Other matters to consider
A partnership or corporate structure will have annual obligations, such as accounts and annual returns, which will have an annual cost associated with them and also initial set up costs.
Consider the following example – Joe is a higher rate tax payer who wishes to acquire an investment property which will receive rental income of £30,000 per year. He will not be funding the acquisition using borrowing.
Personally owned Partnership Corporate Structure (post 6 April 2016) with dividends being extracted Corporate Structure (post 6 April 2016) with no profits being extracted
Tax on rental profits of £30,000 Income tax at 40% = £12,000 Income tax @ 40% = £12,000
Corporation tax @ 20% = £6,000 Corporation tax @ 20% = £6,000
Total profit after tax £18,000 £18,000 £24,000 £24,000
Tax on dividends N/a N/a £24,000 dividend less £5,000 annual allowance = £19,000 taxable
£19,000 @ 32.5% tax = £6,175 N/A
Total tax on extraction £12,000

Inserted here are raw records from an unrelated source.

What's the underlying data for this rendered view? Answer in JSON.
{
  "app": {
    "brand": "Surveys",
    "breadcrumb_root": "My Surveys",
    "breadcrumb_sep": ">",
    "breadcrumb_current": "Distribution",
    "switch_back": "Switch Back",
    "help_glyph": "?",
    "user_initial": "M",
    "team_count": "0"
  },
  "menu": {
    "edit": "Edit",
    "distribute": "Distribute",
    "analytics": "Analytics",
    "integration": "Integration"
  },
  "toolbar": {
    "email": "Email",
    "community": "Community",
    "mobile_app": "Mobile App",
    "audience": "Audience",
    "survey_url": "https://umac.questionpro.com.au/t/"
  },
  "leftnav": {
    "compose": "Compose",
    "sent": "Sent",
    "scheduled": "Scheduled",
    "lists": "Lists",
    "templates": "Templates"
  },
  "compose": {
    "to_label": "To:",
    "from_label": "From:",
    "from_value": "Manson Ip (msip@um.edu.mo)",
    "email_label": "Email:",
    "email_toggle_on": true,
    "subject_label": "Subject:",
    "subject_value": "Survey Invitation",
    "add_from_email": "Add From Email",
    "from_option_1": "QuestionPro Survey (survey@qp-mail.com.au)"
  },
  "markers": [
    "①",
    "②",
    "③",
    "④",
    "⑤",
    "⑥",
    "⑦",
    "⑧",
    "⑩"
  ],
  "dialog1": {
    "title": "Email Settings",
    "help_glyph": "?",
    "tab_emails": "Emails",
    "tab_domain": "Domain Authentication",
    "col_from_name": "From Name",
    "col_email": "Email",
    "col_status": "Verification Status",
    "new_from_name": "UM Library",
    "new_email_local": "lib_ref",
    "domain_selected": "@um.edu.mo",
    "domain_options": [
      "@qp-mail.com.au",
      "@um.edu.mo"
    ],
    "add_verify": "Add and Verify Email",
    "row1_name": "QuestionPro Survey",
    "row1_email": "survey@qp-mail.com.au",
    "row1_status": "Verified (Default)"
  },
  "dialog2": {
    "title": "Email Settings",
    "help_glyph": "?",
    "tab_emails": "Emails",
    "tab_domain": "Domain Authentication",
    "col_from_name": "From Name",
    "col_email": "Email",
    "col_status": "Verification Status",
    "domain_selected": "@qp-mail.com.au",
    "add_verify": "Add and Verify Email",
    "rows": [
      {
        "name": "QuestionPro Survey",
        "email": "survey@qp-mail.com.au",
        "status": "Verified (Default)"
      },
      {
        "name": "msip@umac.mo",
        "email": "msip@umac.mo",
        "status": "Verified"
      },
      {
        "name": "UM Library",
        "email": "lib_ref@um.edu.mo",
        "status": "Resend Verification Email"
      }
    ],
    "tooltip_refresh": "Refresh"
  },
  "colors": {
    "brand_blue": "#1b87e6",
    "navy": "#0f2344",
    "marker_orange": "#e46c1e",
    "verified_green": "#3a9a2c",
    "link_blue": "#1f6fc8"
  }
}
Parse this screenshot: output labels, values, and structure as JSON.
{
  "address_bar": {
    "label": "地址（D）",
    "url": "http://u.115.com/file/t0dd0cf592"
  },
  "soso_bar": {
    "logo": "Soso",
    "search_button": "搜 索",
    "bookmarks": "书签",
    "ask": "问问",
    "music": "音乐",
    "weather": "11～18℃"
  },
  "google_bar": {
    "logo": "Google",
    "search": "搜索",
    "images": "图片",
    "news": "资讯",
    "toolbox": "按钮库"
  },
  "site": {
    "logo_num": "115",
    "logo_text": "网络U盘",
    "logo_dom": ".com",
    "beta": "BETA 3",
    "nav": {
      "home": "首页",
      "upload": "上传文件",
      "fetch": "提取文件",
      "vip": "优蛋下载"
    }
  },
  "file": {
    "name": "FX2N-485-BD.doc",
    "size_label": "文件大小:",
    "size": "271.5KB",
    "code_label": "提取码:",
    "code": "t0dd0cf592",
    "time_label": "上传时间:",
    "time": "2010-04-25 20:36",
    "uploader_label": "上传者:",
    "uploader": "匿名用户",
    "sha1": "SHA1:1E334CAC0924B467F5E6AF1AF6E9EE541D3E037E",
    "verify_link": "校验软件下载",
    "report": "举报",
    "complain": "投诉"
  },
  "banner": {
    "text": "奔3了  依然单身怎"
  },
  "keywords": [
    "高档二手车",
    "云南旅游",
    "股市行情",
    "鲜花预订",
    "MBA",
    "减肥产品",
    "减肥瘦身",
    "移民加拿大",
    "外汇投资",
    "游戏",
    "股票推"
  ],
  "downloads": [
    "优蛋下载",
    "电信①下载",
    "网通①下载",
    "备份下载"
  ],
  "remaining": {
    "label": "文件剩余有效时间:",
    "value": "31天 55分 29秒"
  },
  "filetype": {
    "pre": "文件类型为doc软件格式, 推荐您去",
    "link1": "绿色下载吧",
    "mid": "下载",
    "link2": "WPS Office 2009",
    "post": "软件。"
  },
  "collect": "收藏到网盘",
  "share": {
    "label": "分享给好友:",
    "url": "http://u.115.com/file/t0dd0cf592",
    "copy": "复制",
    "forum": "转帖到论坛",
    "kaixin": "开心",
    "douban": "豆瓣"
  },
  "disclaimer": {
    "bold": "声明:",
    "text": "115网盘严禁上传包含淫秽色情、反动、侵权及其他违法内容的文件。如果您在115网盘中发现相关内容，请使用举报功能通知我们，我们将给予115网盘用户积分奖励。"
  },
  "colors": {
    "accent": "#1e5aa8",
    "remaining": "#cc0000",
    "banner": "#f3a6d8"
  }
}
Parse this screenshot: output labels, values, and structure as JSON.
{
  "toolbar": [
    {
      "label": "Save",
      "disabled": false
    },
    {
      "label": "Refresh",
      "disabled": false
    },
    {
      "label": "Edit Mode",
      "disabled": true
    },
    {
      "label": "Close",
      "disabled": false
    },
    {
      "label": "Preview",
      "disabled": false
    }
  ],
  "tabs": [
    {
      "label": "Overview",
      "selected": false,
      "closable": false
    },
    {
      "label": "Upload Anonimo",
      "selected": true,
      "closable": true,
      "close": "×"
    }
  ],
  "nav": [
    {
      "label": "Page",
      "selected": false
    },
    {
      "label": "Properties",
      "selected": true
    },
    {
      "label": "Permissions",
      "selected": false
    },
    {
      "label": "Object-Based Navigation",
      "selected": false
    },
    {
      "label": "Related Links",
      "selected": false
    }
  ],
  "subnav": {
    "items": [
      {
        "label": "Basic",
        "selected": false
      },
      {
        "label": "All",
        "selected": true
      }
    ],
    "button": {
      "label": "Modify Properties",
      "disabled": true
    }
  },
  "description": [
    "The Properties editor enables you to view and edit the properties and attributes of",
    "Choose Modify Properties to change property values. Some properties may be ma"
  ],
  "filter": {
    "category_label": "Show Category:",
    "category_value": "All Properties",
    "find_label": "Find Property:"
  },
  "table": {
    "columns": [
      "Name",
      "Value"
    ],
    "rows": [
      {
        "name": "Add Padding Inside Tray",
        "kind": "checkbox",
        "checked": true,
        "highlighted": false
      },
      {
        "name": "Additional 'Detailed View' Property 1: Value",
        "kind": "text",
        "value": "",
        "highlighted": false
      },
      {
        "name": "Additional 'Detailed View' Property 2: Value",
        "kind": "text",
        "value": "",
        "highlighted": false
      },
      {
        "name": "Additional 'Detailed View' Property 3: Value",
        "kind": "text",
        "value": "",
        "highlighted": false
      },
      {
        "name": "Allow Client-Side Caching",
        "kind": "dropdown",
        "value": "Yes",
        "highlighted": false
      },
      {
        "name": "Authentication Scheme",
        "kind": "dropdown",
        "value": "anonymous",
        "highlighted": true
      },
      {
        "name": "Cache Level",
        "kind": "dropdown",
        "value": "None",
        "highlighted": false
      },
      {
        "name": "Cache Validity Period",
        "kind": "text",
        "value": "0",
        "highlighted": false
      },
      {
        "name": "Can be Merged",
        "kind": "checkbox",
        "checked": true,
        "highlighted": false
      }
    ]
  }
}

£12,000 £12,175 £6,000
|Personally owned||Partnership||Corporate Structure (post 6 April 2016) with dividends being extracted||Corporate Structure (post 6 April 2016) with no profits being extracted|
|Tax on rental profits of £30,000||Income tax at 40% = £12,000||
Income tax @ 40% = £12,000
|Corporation tax @ 20% = £6,000||Corporation tax @ 20% = £6,000|
|Total profit after tax||£18,000||£18,000||£24,000||£24,000|
|Tax on dividends||N/a||N/a||£24,000 dividend less £5,000 annual allowance = £19,000 taxable£19,000 @ 32.5% tax = £6,175||N/A|
|Total tax on extraction||
When setting up a new property investment business a company may well have advantages if the long term business plan is for profits to be reinvested in the business to promote future growth enabling the business to pay corporation tax rates on profits and to benefit from the finance cost deduction from rental profits if the intention is to using borrowing to fund the acquisition. However, with such a structure, the extraction of rental profits will also need to be considered in comparison to owning the property directly – particularly in light of the increased dividend tax rates coming into effect from 6 April 2016.
It is not yet clear to what extent companies will be impacted by the new SDLT rules on buying second properties announced in the Autumn Statement. To the extent companies are affected by these rules, then the new SDLT rules will be another factor to be considered.
Whilst every effort has been made to provide information current at the date of publication, tax laws around the world change constantly. Please note that this article has been produced based on information contained in the Autumn Statement announcement documents and prior to any draft legislation being produced. Accordingly, the material should be viewed only as a general guide and should not be relied on without consulting your local KPMG tax adviser for the specific application of a country’s tax rules to your own situation.
If you need assistance with any related matters, please do e-mail Simon at email@example.com.